---- The data

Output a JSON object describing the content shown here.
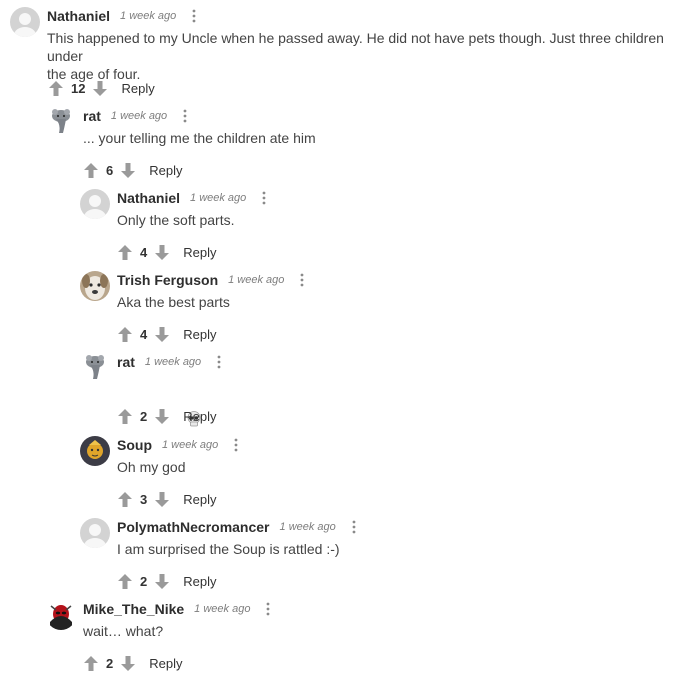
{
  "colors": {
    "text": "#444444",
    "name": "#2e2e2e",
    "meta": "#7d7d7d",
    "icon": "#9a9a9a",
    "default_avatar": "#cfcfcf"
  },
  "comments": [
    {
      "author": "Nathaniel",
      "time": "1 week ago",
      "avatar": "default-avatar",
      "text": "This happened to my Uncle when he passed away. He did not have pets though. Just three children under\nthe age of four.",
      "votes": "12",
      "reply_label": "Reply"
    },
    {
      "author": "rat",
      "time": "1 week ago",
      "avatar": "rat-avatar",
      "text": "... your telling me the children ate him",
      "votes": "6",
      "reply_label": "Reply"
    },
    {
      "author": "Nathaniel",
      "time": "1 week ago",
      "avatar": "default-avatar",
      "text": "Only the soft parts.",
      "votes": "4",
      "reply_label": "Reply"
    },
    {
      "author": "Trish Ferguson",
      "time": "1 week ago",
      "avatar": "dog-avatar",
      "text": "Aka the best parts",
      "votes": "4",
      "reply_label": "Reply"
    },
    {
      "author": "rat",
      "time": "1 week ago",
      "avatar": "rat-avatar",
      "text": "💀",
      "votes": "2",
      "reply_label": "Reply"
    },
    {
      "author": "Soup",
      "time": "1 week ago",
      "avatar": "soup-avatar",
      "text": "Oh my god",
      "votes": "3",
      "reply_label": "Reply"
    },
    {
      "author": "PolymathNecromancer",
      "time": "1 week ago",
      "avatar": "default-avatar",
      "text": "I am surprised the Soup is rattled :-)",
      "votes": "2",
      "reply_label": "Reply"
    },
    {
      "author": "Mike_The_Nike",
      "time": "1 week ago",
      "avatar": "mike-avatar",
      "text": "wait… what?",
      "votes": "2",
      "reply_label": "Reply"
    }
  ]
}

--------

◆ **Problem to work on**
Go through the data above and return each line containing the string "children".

◆ **Result of this task**
      "text": "This happened to my Uncle when he passed away. He did not have pets though. Just three children under\nthe age of four.",
      "text": "... your telling me the children ate him",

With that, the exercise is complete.